Yeah, but also kind of wonderful, one of the best choices I made on this film, which was really the only choice, was to bring in Allison Abbate, who was our producer on the film, Alison is a fantastic producer who brought us Fantastic Mr. Fox, and Corpse Bride, and had worked with Tim before, and Alison and I had known each other for 20 years and thank God she said yes as she was able to really understand this art form, and I was really able to learn a lot from her and from Tim. The truth is, unlike computer animation you can really get your hands on this and go visit the set, you can touch and feel the puppets, so there’s this really human tactile feeling to the art of stop motion animation that even though it was new for me to watch people like Tim work, and his crew, in this medium was really a treat for me, it was fantastic.
You mentioned CGI briefly, do you think it has replaced traditional animation or do you think we’re seeing a resurgence in traditional animated techniques?
It’s interesting, we’ve seen so many stop motion films this year and the Academy, and BAFTA, have voted these wonderful nominations to Frankenweenie, and I see that as a great vote of confidence for the art form, to say we all love CG films they’re beautiful, they’re marvels of modern technology, but also by getting an Oscar nomination along with Aardman and their Pirates film and others, it really is a validation that that art form is still important, artistically its important to the future of the industry, and I’m really agnostic when it comes to techniques, I don’t believe the audience pays to go and see a technique, I believe they pay their money to be entertained and to go be told a story, and I think if the story is well told then the audience really doesn’t care whether its done with a pencil or a pixel or a puppet.
Last question Don, which creature was your favorite in the film?
[laughter] in Frankenweenie?

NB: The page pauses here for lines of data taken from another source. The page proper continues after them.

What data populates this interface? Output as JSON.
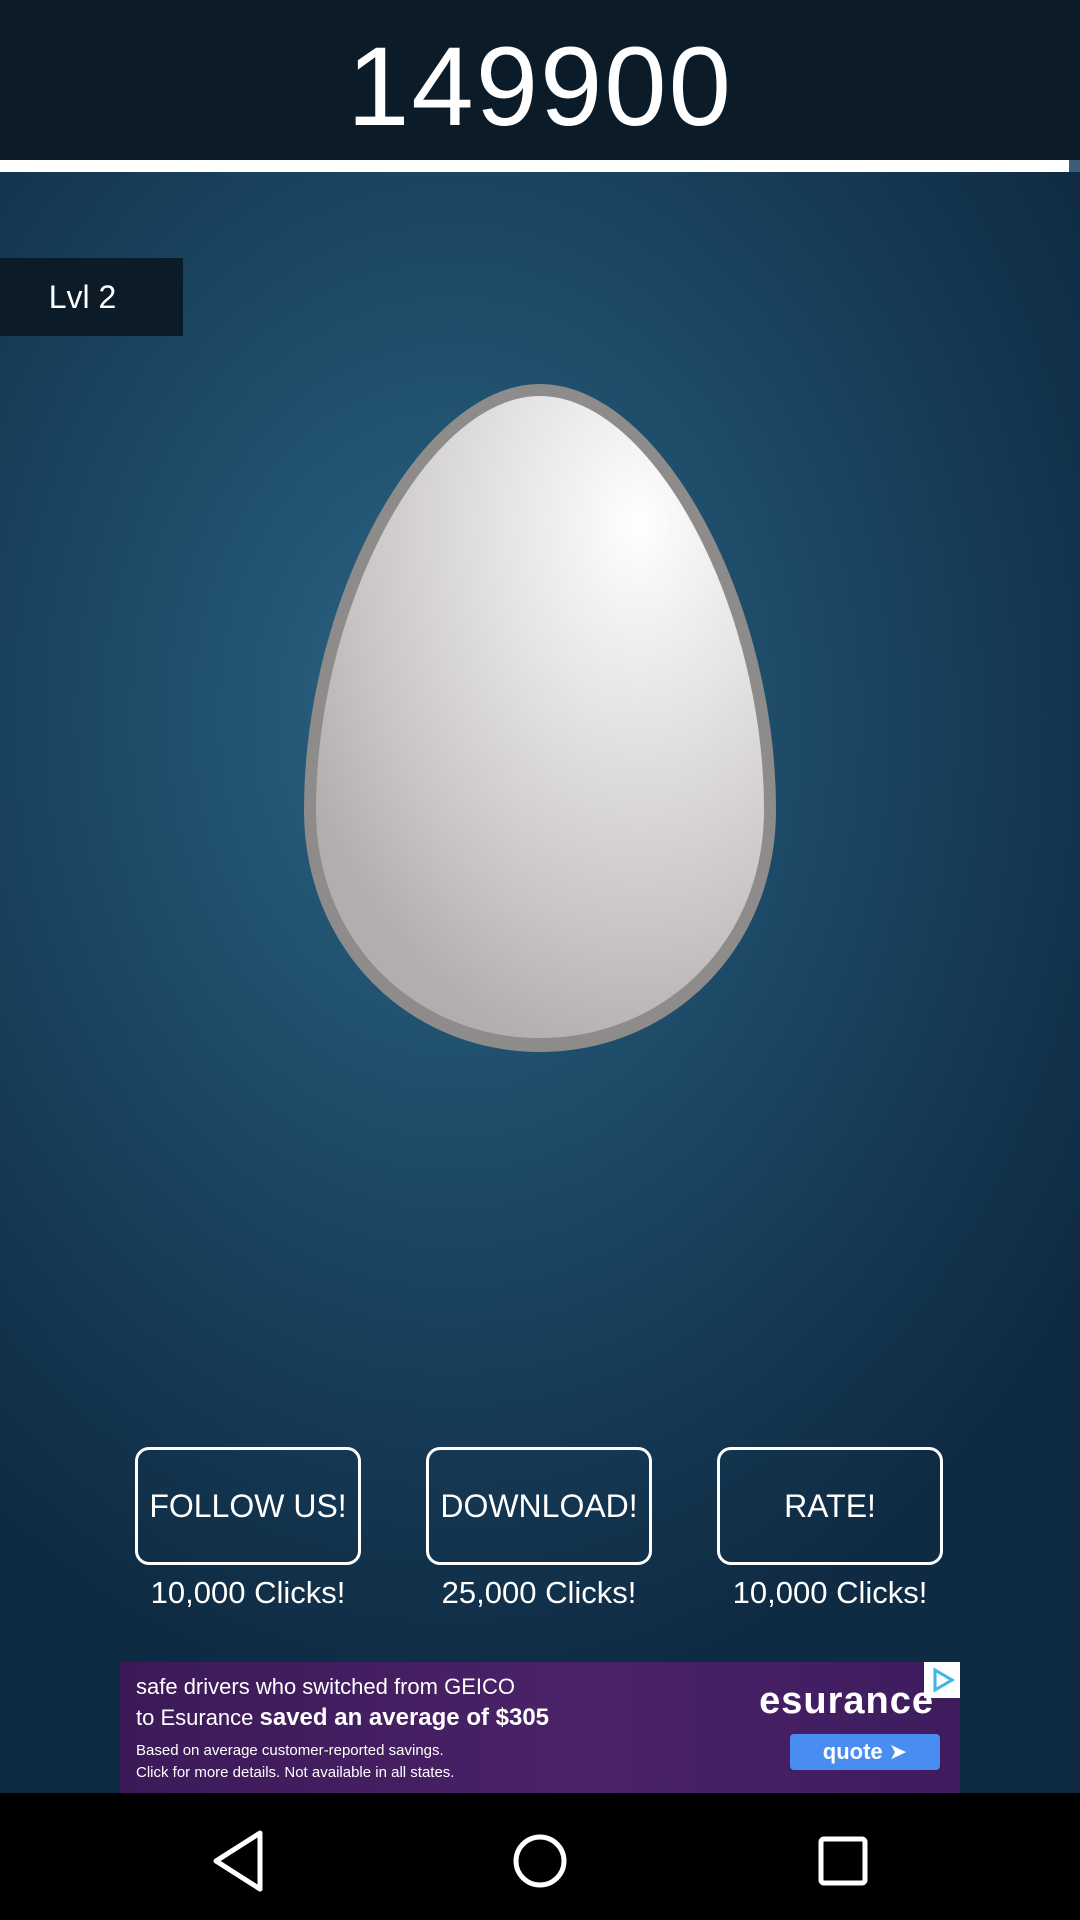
{
  "score": "149900",
  "progress": {
    "fraction": 0.99
  },
  "level": {
    "label": "Lvl 2"
  },
  "egg": {
    "icon": "egg-icon"
  },
  "actions": [
    {
      "label": "FOLLOW US!",
      "reward": "10,000 Clicks!"
    },
    {
      "label": "DOWNLOAD!",
      "reward": "25,000 Clicks!"
    },
    {
      "label": "RATE!",
      "reward": "10,000 Clicks!"
    }
  ],
  "ad": {
    "line1": "safe drivers who switched from GEICO",
    "line2_prefix": "to Esurance ",
    "line2_bold": "saved an average of $305",
    "line3": "Based on average customer-reported savings.",
    "line4": "Click for more details. Not available in all states.",
    "brand": "esurance",
    "cta": "quote",
    "choices_icon": "ad-choices-icon"
  },
  "navbar": {
    "back_icon": "back-triangle-icon",
    "home_icon": "home-circle-icon",
    "recents_icon": "recents-square-icon"
  },
  "colors": {
    "background": "#1e4d6a",
    "topbar": "#0c1b28",
    "ad_background": "#4a2268",
    "ad_button": "#4a8df0"
  }
}
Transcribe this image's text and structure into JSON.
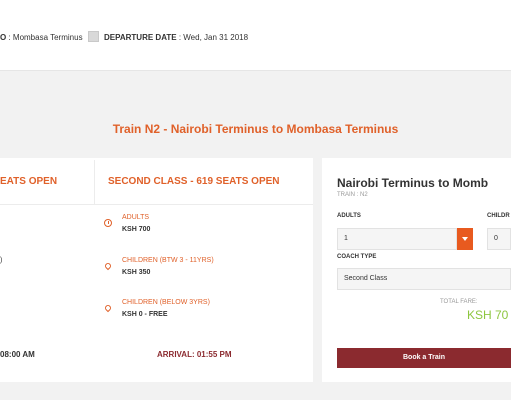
{
  "header": {
    "route_label": "O",
    "route_value": "Mombasa Terminus",
    "departure_label": "DEPARTURE DATE",
    "departure_value": "Wed, Jan 31 2018"
  },
  "train": {
    "title": "Train N2 - Nairobi Terminus to Mombasa Terminus"
  },
  "classes": {
    "first_header_partial": "EATS OPEN",
    "second_header": "SECOND CLASS - 619 SEATS OPEN",
    "fares": [
      {
        "label": "ADULTS",
        "value": "KSH 700"
      },
      {
        "label": "CHILDREN (BTW 3 - 11YRS)",
        "value": "KSH 350"
      },
      {
        "label": "CHILDREN (BELOW 3YRS)",
        "value": "KSH 0 - FREE"
      }
    ],
    "left_fragment": ")",
    "departure_partial": "08:00 AM",
    "arrival_label": "ARRIVAL:",
    "arrival_time": "01:55 PM"
  },
  "booking": {
    "title": "Nairobi Terminus to Momb",
    "train_label": "TRAIN : N2",
    "adults_label": "ADULTS",
    "adults_value": "1",
    "children_label": "CHILDR",
    "children_value": "0",
    "coach_label": "COACH TYPE",
    "coach_value": "Second Class",
    "total_label": "TOTAL FARE:",
    "total_value": "KSH 70",
    "book_label": "Book a Train"
  },
  "colors": {
    "accent_orange": "#e0612a",
    "book_button": "#8b2a2f",
    "total_green": "#8dc63f"
  }
}
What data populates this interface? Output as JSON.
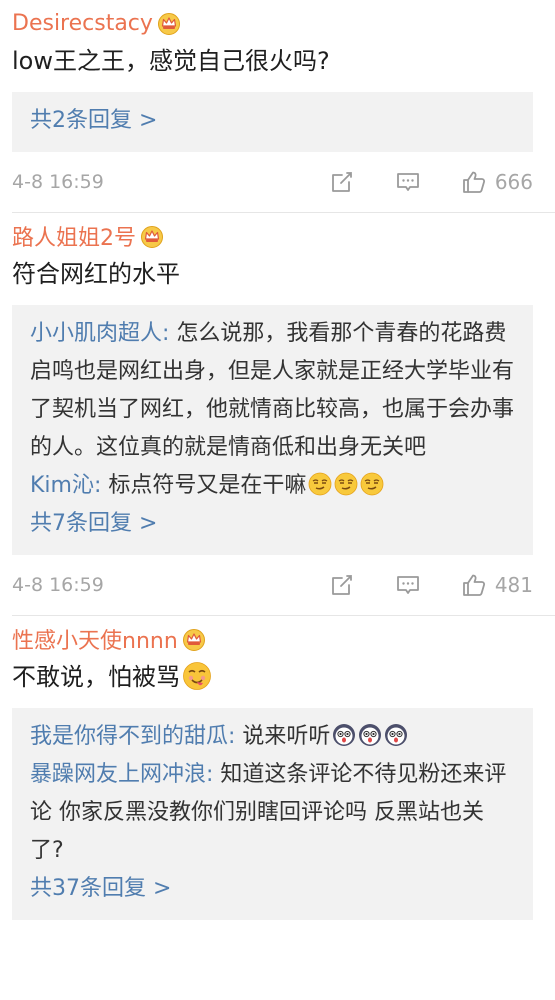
{
  "comments": [
    {
      "username": "Desirecstacy",
      "text": "low王之王，感觉自己很火吗?",
      "replies": [],
      "more_replies": "共2条回复 >",
      "time": "4-8 16:59",
      "likes": "666"
    },
    {
      "username": "路人姐姐2号",
      "text": "符合网红的水平",
      "replies": [
        {
          "user": "小小肌肉超人:",
          "text": " 怎么说那，我看那个青春的花路费启鸣也是网红出身，但是人家就是正经大学毕业有了契机当了网红，他就情商比较高，也属于会办事的人。这位真的就是情商低和出身无关吧"
        },
        {
          "user": "Kim沁:",
          "text": " 标点符号又是在干嘛"
        }
      ],
      "more_replies": "共7条回复 >",
      "time": "4-8 16:59",
      "likes": "481"
    },
    {
      "username": "性感小天使nnnn",
      "text": "不敢说，怕被骂",
      "replies": [
        {
          "user": "我是你得不到的甜瓜:",
          "text": " 说来听听"
        },
        {
          "user": "暴躁网友上网冲浪:",
          "text": " 知道这条评论不待见粉还来评论 你家反黑没教你们别瞎回评论吗 反黑站也关了?"
        }
      ],
      "more_replies": "共37条回复 >"
    }
  ],
  "colors": {
    "username": "#eb7350",
    "link": "#507daf",
    "meta": "#a6a6a6",
    "reply_bg": "#f2f2f2"
  },
  "icons": [
    "crown-icon",
    "share-icon",
    "comment-icon",
    "like-icon",
    "smirk-emoji",
    "shocked-emoji",
    "yum-emoji"
  ]
}
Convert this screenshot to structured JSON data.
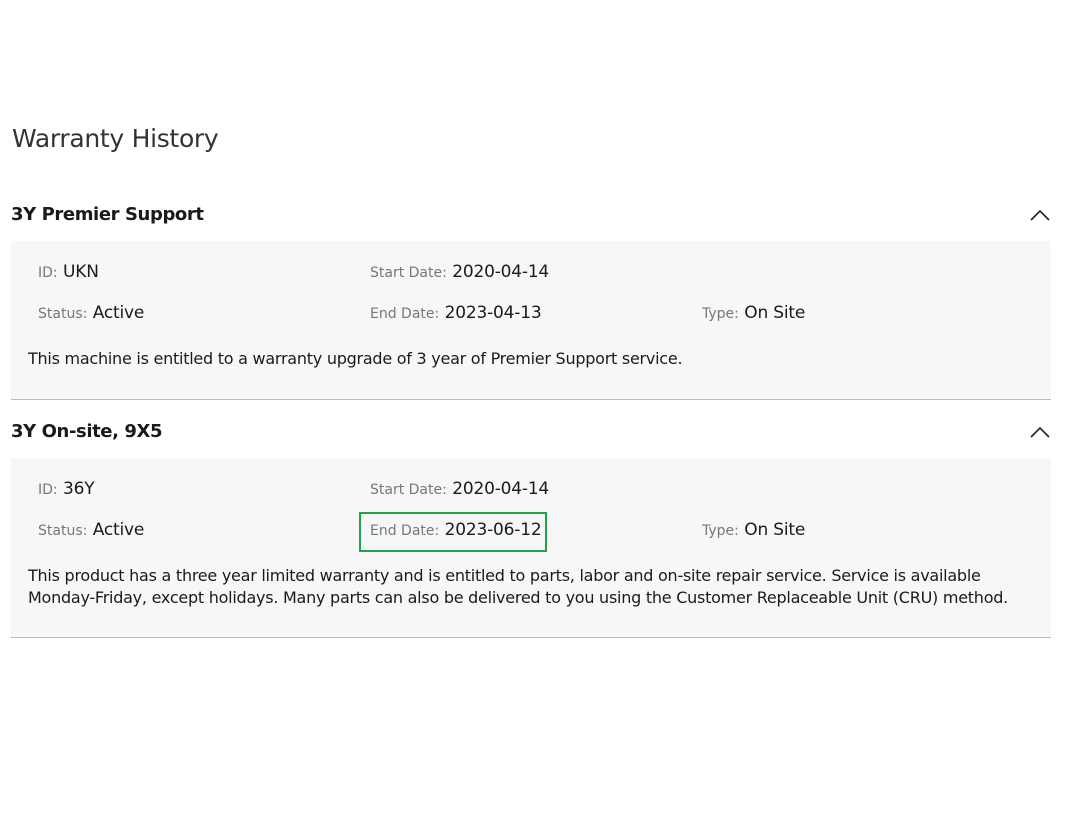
{
  "page": {
    "title": "Warranty History"
  },
  "warranties": [
    {
      "title": "3Y Premier Support",
      "id_label": "ID",
      "id_value": "UKN",
      "start_label": "Start Date",
      "start_value": "2020-04-14",
      "status_label": "Status",
      "status_value": "Active",
      "end_label": "End Date",
      "end_value": "2023-04-13",
      "type_label": "Type",
      "type_value": "On Site",
      "description": "This machine is entitled to a warranty upgrade of 3 year of Premier Support service.",
      "expanded_icon": "chevron-up-icon"
    },
    {
      "title": "3Y On-site, 9X5",
      "id_label": "ID",
      "id_value": "36Y",
      "start_label": "Start Date",
      "start_value": "2020-04-14",
      "status_label": "Status",
      "status_value": "Active",
      "end_label": "End Date",
      "end_value": "2023-06-12",
      "type_label": "Type",
      "type_value": "On Site",
      "description": "This product has a three year limited warranty and is entitled to parts, labor and on-site repair service. Service is available Monday-Friday, except holidays. Many parts can also be delivered to you using the Customer Replaceable Unit (CRU) method.",
      "expanded_icon": "chevron-up-icon"
    }
  ],
  "colors": {
    "highlight": "#22a34a",
    "panel_background": "#f7f7f7",
    "label_gray": "#777777"
  }
}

I’d have to say the turtle monster Shelley, I mean how often do you make an animated film, like never, where you can work with a 5 story tall giant fire breathing turtle? The puppet on that character was huge, and wonderful, and when the puppet came in every animator was like “I wanna do it!” “No, I wanna do it!” and so there was like a fight over who was animating those scenes. Frankenweenie is just one of those movies, it has so many great characters, not only the animals, but also the human characters that are all this homage to all the old monster movies, and I think that’s part of the fun even on the Blu-ray disc, to look at the making of and see the passion that these puppet makers put in to these characters and to have a mummy hamster, or a giant fire breathing turtle, how cool is that? How many movies do you work on where you can have that opportunity, it was just great.
Sorry I said that was the last question, but we’re dying to know, did you get to take home any keepsakes from the movie?
Being a producer on a film yes, I always try to take something, one little thing that is a keepsake, so yes I have a little Sparky puppet that I have at home, and I will cherish it forever.
Fantastic, thank you very much for your time, and I’m very much looking forward to seeing Maleficent when it comes out if I can ever learn how to pronounce it properly.
[laughter] thank you, its very difficult for us too!
Frankenweenie is out on 3D Blu-ray, Blu-ray and DVD 25th February